**Problem**
Whenever a line in the data holds the string "Devices", copy that line.

──────── Data in this exercise

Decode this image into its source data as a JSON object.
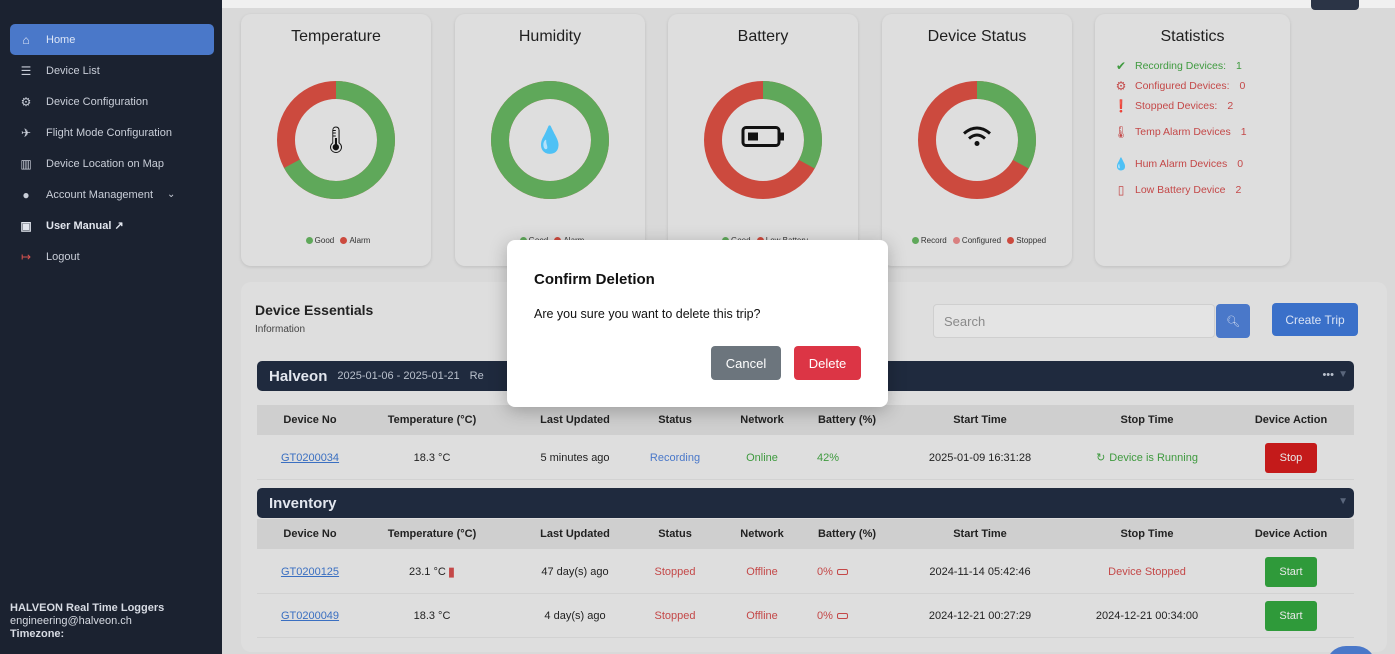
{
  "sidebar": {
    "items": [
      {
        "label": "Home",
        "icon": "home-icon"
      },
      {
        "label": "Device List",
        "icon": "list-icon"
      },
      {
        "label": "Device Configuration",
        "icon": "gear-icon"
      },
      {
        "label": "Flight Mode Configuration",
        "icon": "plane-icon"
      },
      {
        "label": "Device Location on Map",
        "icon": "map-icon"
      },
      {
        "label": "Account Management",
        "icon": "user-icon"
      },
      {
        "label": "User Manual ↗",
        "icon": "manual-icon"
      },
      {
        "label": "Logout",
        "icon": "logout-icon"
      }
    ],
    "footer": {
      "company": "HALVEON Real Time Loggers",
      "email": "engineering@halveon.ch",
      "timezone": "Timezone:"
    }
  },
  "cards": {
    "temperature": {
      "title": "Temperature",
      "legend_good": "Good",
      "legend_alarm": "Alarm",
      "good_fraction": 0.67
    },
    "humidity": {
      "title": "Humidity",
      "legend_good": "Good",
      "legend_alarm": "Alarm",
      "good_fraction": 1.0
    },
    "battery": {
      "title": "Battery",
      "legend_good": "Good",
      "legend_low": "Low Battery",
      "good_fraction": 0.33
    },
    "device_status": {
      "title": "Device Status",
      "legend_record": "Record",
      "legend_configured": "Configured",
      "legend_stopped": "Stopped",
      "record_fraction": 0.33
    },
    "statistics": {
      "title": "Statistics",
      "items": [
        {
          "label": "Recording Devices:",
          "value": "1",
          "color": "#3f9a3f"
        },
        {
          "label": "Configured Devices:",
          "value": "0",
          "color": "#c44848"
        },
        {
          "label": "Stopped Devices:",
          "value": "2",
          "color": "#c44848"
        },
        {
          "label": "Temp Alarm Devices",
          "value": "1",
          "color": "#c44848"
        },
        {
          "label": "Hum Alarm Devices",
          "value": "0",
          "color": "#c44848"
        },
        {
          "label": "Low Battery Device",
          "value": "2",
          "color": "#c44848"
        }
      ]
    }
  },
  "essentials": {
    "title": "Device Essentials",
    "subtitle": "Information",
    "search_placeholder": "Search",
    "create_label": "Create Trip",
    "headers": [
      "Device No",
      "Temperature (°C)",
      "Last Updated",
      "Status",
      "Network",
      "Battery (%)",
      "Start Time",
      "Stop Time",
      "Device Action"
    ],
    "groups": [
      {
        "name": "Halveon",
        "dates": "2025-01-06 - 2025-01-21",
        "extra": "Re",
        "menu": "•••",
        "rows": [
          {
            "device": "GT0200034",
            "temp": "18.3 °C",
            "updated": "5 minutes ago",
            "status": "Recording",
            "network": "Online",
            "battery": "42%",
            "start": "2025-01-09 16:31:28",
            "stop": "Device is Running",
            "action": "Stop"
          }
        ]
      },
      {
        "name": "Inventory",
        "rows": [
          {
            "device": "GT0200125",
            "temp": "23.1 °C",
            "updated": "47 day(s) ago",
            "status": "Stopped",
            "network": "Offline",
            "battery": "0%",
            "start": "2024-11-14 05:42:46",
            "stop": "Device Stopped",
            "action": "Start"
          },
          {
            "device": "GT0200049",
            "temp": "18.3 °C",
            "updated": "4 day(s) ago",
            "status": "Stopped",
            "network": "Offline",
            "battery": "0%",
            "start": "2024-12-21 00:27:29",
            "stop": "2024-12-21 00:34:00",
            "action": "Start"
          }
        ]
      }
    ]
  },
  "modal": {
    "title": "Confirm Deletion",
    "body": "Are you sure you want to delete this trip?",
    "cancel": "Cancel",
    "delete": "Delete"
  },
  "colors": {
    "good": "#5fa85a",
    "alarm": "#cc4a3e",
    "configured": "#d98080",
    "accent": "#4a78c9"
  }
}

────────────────
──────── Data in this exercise

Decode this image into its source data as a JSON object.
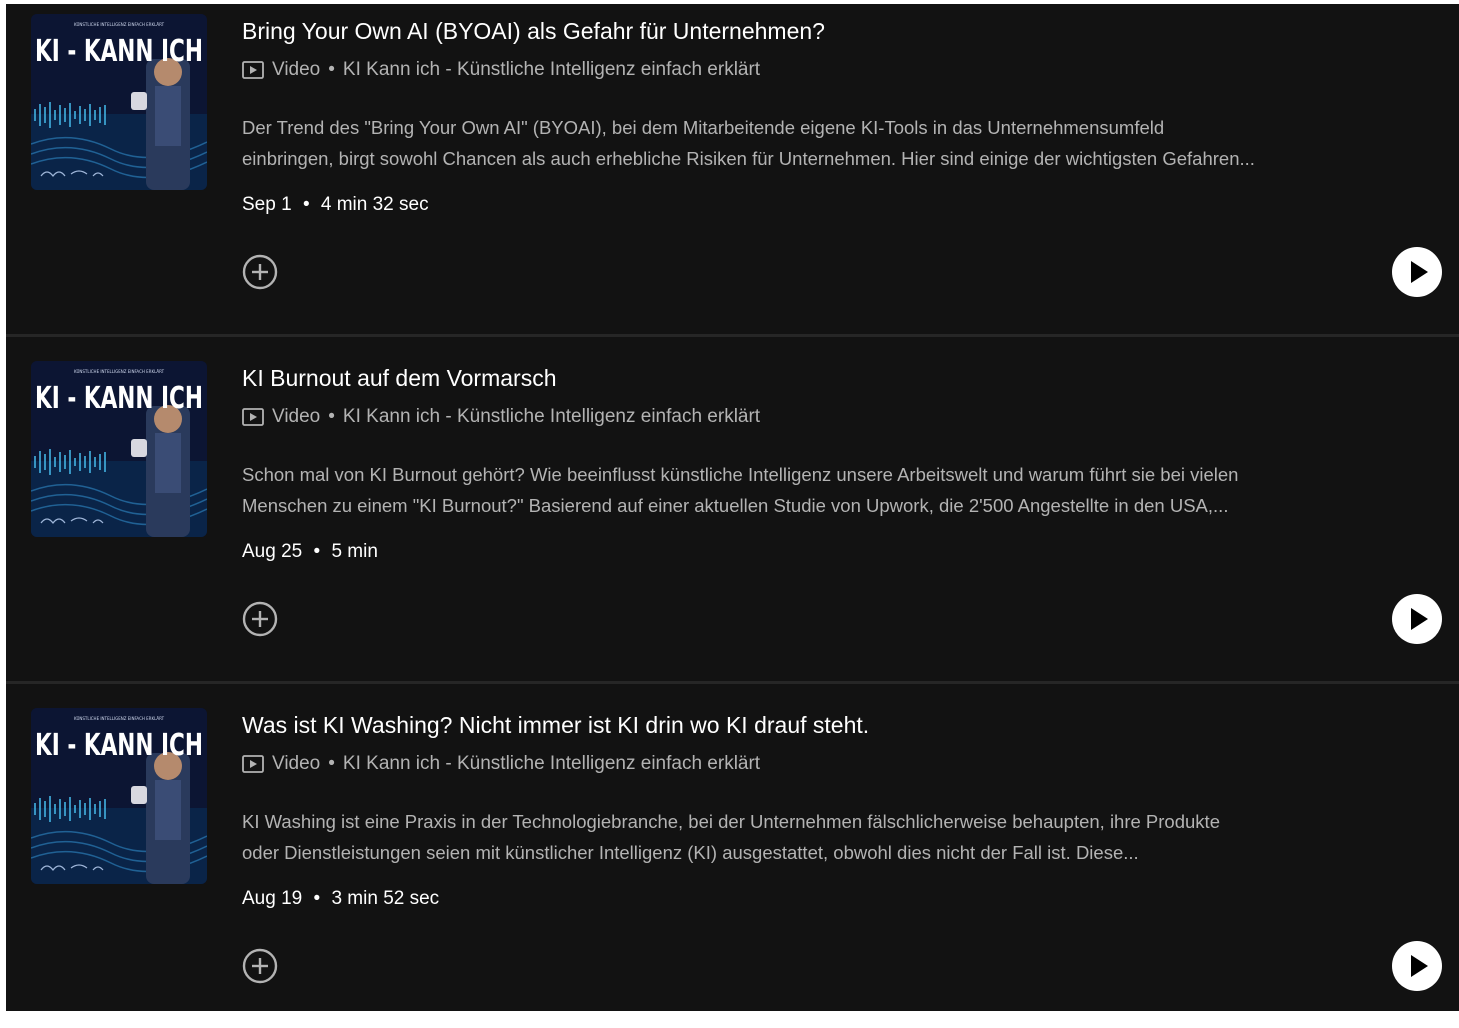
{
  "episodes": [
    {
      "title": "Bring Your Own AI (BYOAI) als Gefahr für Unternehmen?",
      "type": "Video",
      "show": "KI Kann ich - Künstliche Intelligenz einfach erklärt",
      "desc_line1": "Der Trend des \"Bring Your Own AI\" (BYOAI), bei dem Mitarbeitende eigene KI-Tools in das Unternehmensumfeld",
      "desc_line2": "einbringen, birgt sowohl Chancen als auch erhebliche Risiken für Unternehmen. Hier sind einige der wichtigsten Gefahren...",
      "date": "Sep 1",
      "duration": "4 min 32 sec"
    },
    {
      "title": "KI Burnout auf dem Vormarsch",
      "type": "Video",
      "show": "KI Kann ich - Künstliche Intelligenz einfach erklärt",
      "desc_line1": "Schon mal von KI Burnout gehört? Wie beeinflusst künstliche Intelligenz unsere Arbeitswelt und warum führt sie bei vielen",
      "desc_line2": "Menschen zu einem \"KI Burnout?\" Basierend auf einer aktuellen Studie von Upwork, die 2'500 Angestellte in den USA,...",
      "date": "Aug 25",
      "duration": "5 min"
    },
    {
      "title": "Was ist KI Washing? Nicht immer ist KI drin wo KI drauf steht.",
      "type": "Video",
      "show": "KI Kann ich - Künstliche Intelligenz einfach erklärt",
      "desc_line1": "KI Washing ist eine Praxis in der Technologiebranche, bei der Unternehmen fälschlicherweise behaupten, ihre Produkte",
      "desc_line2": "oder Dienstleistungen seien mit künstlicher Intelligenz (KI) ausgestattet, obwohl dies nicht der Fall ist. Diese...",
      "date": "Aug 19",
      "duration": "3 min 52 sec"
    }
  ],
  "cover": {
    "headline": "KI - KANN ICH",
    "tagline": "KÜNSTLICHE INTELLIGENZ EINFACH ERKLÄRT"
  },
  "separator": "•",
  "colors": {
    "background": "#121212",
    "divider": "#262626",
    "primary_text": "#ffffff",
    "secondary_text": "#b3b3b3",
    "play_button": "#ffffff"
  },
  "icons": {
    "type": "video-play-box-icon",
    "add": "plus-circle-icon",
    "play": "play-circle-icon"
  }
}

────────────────

**Output below**
          "label": "Recording Devices:",
          "label": "Configured Devices:",
          "label": "Stopped Devices:",
          "label": "Temp Alarm Devices",
          "label": "Hum Alarm Devices",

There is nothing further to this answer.